What do you guys think of music today and the way they are used nowadays?
Shantanu: I think that things have changed since the ’90s and any change takes time to stabilise. For me, it is essential how a song is mounted and used.
Swanand: There is a demand today for a “hit” song. Except as a revenue model, we don’t understand such a concept. How can you make a “hit” song? Music is a subjective thing, but what is the filmmaker’s intention? A director must love music to excel in it, especially in our country.
Shantanu: Music should be taken seriously at all levels. That’s how the great songs of yesteryear were created. One must treat music as an intrinsic part of a film. The first step is the story that gives birth to the need for a song at specific points.

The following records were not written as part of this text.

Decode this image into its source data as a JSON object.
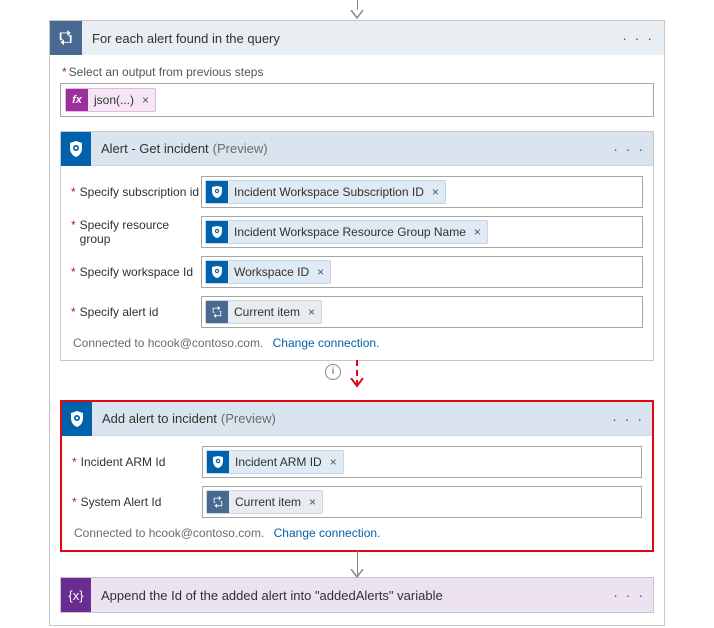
{
  "foreach": {
    "title": "For each alert found in the query",
    "prev_step_label": "Select an output from previous steps",
    "prev_step_token": "json(...)"
  },
  "get_incident": {
    "title": "Alert - Get incident",
    "preview": "(Preview)",
    "fields": {
      "subscription": {
        "label": "Specify subscription id",
        "token": "Incident Workspace Subscription ID"
      },
      "rg": {
        "label": "Specify resource group",
        "token": "Incident Workspace Resource Group Name"
      },
      "workspace": {
        "label": "Specify workspace Id",
        "token": "Workspace ID"
      },
      "alert": {
        "label": "Specify alert id",
        "token": "Current item"
      }
    },
    "connected": "Connected to hcook@contoso.com.",
    "change": "Change connection."
  },
  "add_alert": {
    "title": "Add alert to incident",
    "preview": "(Preview)",
    "fields": {
      "arm": {
        "label": "Incident ARM Id",
        "token": "Incident ARM ID"
      },
      "sysid": {
        "label": "System Alert Id",
        "token": "Current item"
      }
    },
    "connected": "Connected to hcook@contoso.com.",
    "change": "Change connection."
  },
  "append": {
    "title": "Append the Id of the added alert into \"addedAlerts\" variable"
  },
  "misc": {
    "remove_x": "×",
    "info_i": "i",
    "dots": "· · ·"
  }
}
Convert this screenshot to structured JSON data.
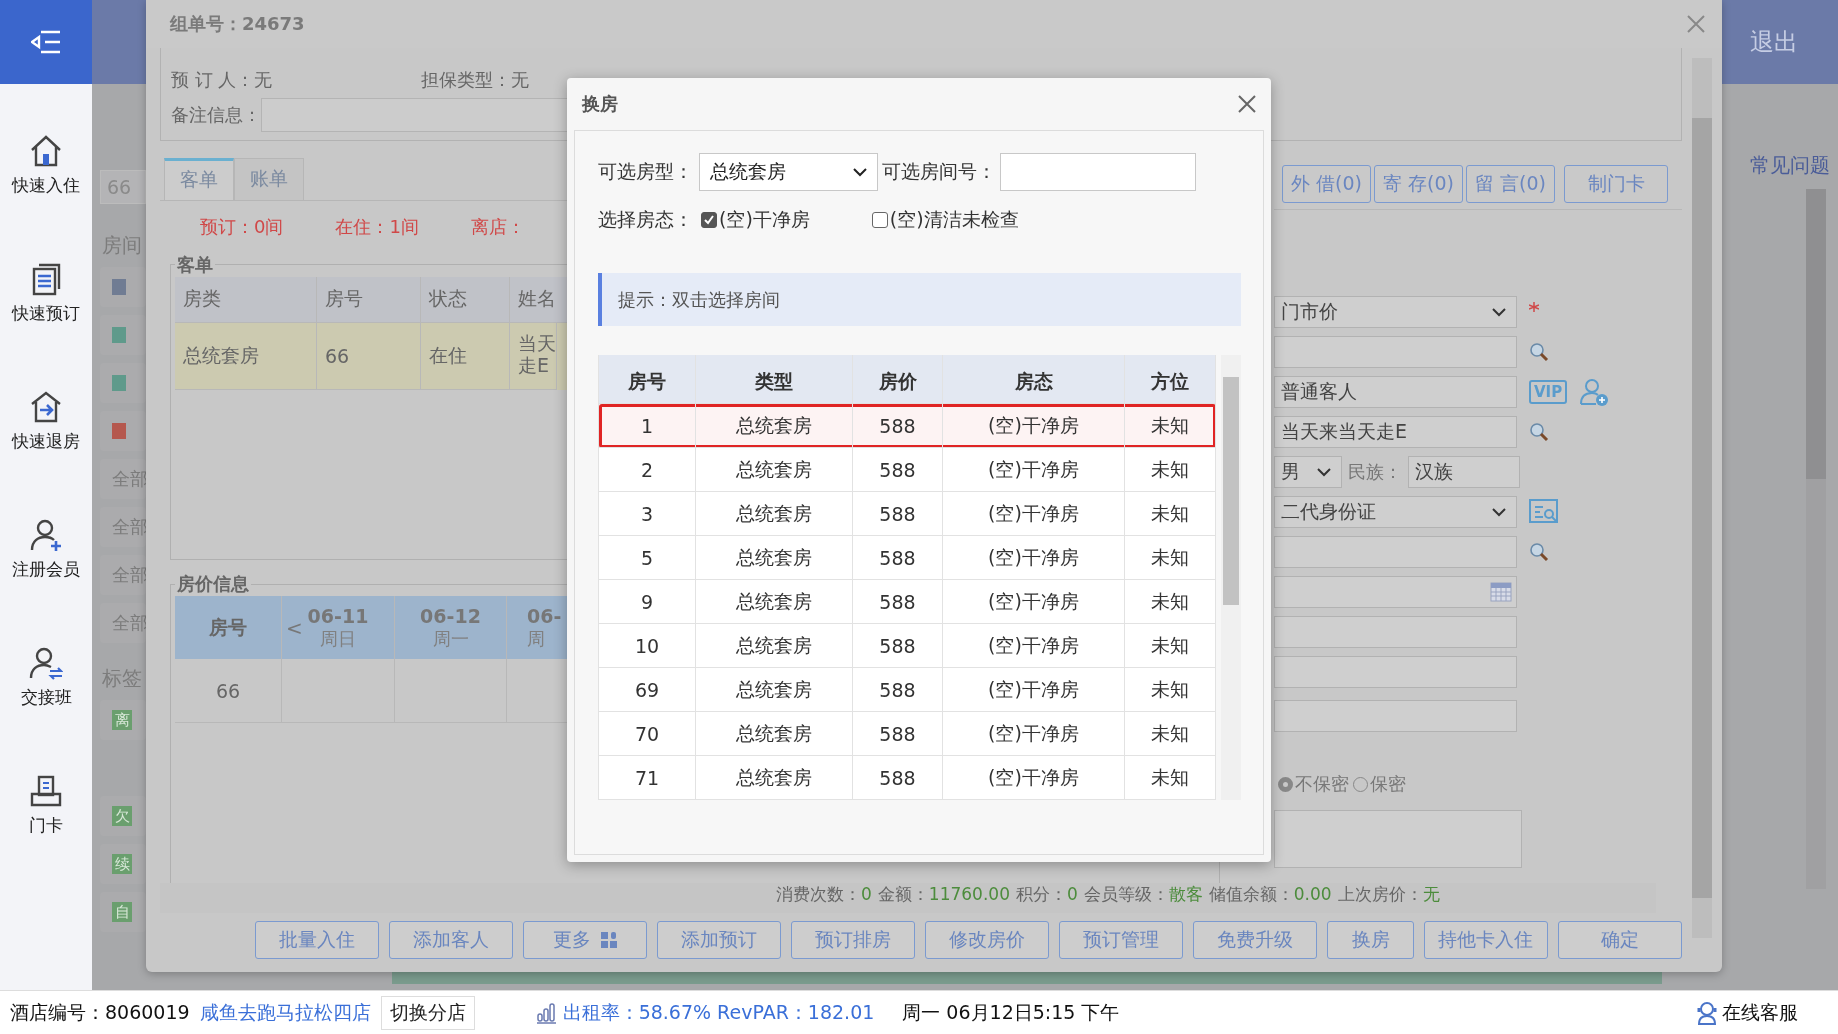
{
  "sidebar": {
    "items": [
      {
        "label": "快速入住"
      },
      {
        "label": "快速预订"
      },
      {
        "label": "快速退房"
      },
      {
        "label": "注册会员"
      },
      {
        "label": "交接班"
      },
      {
        "label": "门卡"
      }
    ]
  },
  "top_bar": {
    "logout": "退出",
    "help": "常见问题"
  },
  "side_panel": {
    "room_field": "66",
    "rooms_label": "房间",
    "swatches": [
      {
        "color": "#707c93"
      },
      {
        "color": "#5f9a8b"
      },
      {
        "color": "#5f9a8b"
      },
      {
        "color": "#b5584e"
      }
    ],
    "filters": [
      "全部",
      "全部",
      "全部",
      "全部"
    ],
    "tags_label": "标签",
    "tags": [
      "离",
      "欠",
      "续",
      "自"
    ]
  },
  "order_dialog": {
    "title": "组单号：24673",
    "info": [
      {
        "label": "预 订 人：",
        "value": "无"
      },
      {
        "label": "担保类型：",
        "value": "无"
      }
    ],
    "remark_label": "备注信息：",
    "tabs": [
      {
        "label": "客单",
        "selected": true
      },
      {
        "label": "账单",
        "selected": false
      }
    ],
    "counts": [
      "预订：0间",
      "在住：1间",
      "离店："
    ],
    "guest_table": {
      "title": "客单",
      "columns": [
        "房类",
        "房号",
        "状态",
        "姓名"
      ],
      "rows": [
        {
          "cells": [
            "总统套房",
            "66",
            "在住",
            "当天走E"
          ],
          "selected": true
        }
      ]
    },
    "price_info": {
      "title": "房价信息",
      "room_header": "房号",
      "prev": "<",
      "dates": [
        {
          "date": "06-11",
          "weekday": "周日"
        },
        {
          "date": "06-12",
          "weekday": "周一"
        },
        {
          "date": "06-",
          "weekday": "周"
        }
      ],
      "rows": [
        "66"
      ]
    },
    "side_buttons": [
      "外 借(0)",
      "寄 存(0)",
      "留 言(0)",
      "制门卡"
    ],
    "form": {
      "fields": [
        {
          "kind": "select",
          "value": "门市价",
          "required": true
        },
        {
          "kind": "search"
        },
        {
          "kind": "member",
          "value": "普通客人",
          "badge": "VIP"
        },
        {
          "kind": "search",
          "value": "当天来当天走E"
        },
        {
          "kind": "gender",
          "value": "男",
          "label": "民族：",
          "extra": "汉族"
        },
        {
          "kind": "id",
          "value": "二代身份证"
        },
        {
          "kind": "search"
        },
        {
          "kind": "date"
        },
        {
          "kind": "text"
        },
        {
          "kind": "text"
        },
        {
          "kind": "text"
        }
      ],
      "privacy": [
        {
          "label": "不保密",
          "selected": true
        },
        {
          "label": "保密",
          "selected": false
        }
      ]
    },
    "member_info": [
      {
        "label": "消费次数：",
        "value": "0"
      },
      {
        "label": "金额：",
        "value": "11760.00"
      },
      {
        "label": "积分：",
        "value": "0"
      },
      {
        "label": "会员等级：",
        "value": "散客"
      },
      {
        "label": "储值余额：",
        "value": "0.00"
      },
      {
        "label": "上次房价：",
        "value": "无"
      }
    ],
    "buttons": [
      {
        "label": "批量入住",
        "kind": "plain"
      },
      {
        "label": "添加客人",
        "kind": "plain"
      },
      {
        "label": "更多",
        "kind": "menu"
      },
      {
        "label": "添加预订",
        "kind": "plain"
      },
      {
        "label": "预订排房",
        "kind": "plain"
      },
      {
        "label": "修改房价",
        "kind": "plain"
      },
      {
        "label": "预订管理",
        "kind": "plain"
      },
      {
        "label": "免费升级",
        "kind": "plain"
      },
      {
        "label": "换房",
        "kind": "plain"
      },
      {
        "label": "持他卡入住",
        "kind": "plain"
      },
      {
        "label": "确定",
        "kind": "plain"
      }
    ]
  },
  "modal": {
    "title": "换房",
    "type_label": "可选房型：",
    "type_value": "总统套房",
    "room_label": "可选房间号：",
    "status_label": "选择房态：",
    "statuses": [
      {
        "label": "(空)干净房",
        "checked": true
      },
      {
        "label": "(空)清洁未检查",
        "checked": false
      }
    ],
    "hint": "提示：双击选择房间",
    "columns": [
      "房号",
      "类型",
      "房价",
      "房态",
      "方位"
    ],
    "rows": [
      {
        "cells": [
          "1",
          "总统套房",
          "588",
          "(空)干净房",
          "未知"
        ],
        "selected": true
      },
      {
        "cells": [
          "2",
          "总统套房",
          "588",
          "(空)干净房",
          "未知"
        ],
        "selected": false
      },
      {
        "cells": [
          "3",
          "总统套房",
          "588",
          "(空)干净房",
          "未知"
        ],
        "selected": false
      },
      {
        "cells": [
          "5",
          "总统套房",
          "588",
          "(空)干净房",
          "未知"
        ],
        "selected": false
      },
      {
        "cells": [
          "9",
          "总统套房",
          "588",
          "(空)干净房",
          "未知"
        ],
        "selected": false
      },
      {
        "cells": [
          "10",
          "总统套房",
          "588",
          "(空)干净房",
          "未知"
        ],
        "selected": false
      },
      {
        "cells": [
          "69",
          "总统套房",
          "588",
          "(空)干净房",
          "未知"
        ],
        "selected": false
      },
      {
        "cells": [
          "70",
          "总统套房",
          "588",
          "(空)干净房",
          "未知"
        ],
        "selected": false
      },
      {
        "cells": [
          "71",
          "总统套房",
          "588",
          "(空)干净房",
          "未知"
        ],
        "selected": false
      }
    ]
  },
  "status_bar": {
    "hotel": "酒店编号：8060019",
    "store": "咸鱼去跑马拉松四店",
    "switch": "切换分店",
    "occupancy": "出租率：58.67% RevPAR：182.01",
    "datetime": "周一 06月12日5:15 下午",
    "service": "在线客服"
  }
}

Then you put in a cauldron of the script, mahoul and so on. Film music needs to be a serious subject at film institutes, with a syllabus and training course as serious and cerebrally-conceived as those for cinematography and film editing. In film music, samajhna zaroori hai – it’s not just about how much you know music itself.
Swanand: A great song, as I said, comes from a great brief. When it’s an album there is usually a brief on the theme too, or the brief can come from within you. We need a film for a film song. A song cannot be made just because I have a pen in my hand and Shantanu has a guitar. You cannot also make a song with labels like Sufi and Hip-Hop.
As a director, what do you have to say to this? And like your idol Hrishikesh Mukherjee, do you look at songs as a necessary evil in Hindi films?
Rajkumar (Smiles): In a way, I do! But I have grown up like every Indian on songs in films. Foreigners are still flabbergasted by the way we use our songs, but for us it is a very acceptable art form. I have always had five songs in each of my films, but I have used them in such a way that it looked as if I had more. Situations are the key. The Aal izz well (All is well) theory says, “Don’t get scared. Face up to the problems life gives you.” That’s the message in the film. I believe in songs that make a difference to a film, so much so that you cannot remove a single song without making the film look incomplete. Even Zooby dooby, on the face of it a romantic number with a retro feel, is taking the story forward.
Did you advise Shantanu and Swanand to read Five Point Someone, the book on which 3 Idiots is based?
Rajkumar: No, because as I started writing the script, I realised that the book was too anecdotal, whereas a film requires a plot and so I changed the story almost completely. But at the same time Shantanu and Swanand were with me all through. Shantanu’s a seasoned intrepid trekker and he even scouted locations for us – which music director would do that? They were always here in this room, Shantanu and Swanand, even when no song was being discussed, working with Vinodji, Abhijat and me.
Yes, I did keep in mind the kind of lyrics I wanted – there was no room here for ghazals, for example. The language was important as the characters were students. How would a student feel in the first flush of love? Instead of going the filmi way, which would have been out of place for our characters, we managed to have our cake and eat it too by spoofing Hindi cinema and keeping our sensibilities intact by using the line Jaise filmon mein hota hai, ho rahaa hai hu-ba-hu in the Zooby dooby song.
Sonu Niigaam and Shreya Ghoshal are your main singers. Have you followed the classic one-singer-for- an-actor formula?
Rajkumar: Not really.
Shantanu: But since you mentioned them, let me tell you that one quirk we three have that drives Sonuji and Shreyaji up the wall – we keep changing things in a song all the time, even recalling singers after recordings. For Pal pal in Parineeta we ended up calling them four times into the studios, and Sonu joked and asked if something was wrong because we had only recalled them once here after the first recording. But with Zooby dooby, the figure finally did reach four!!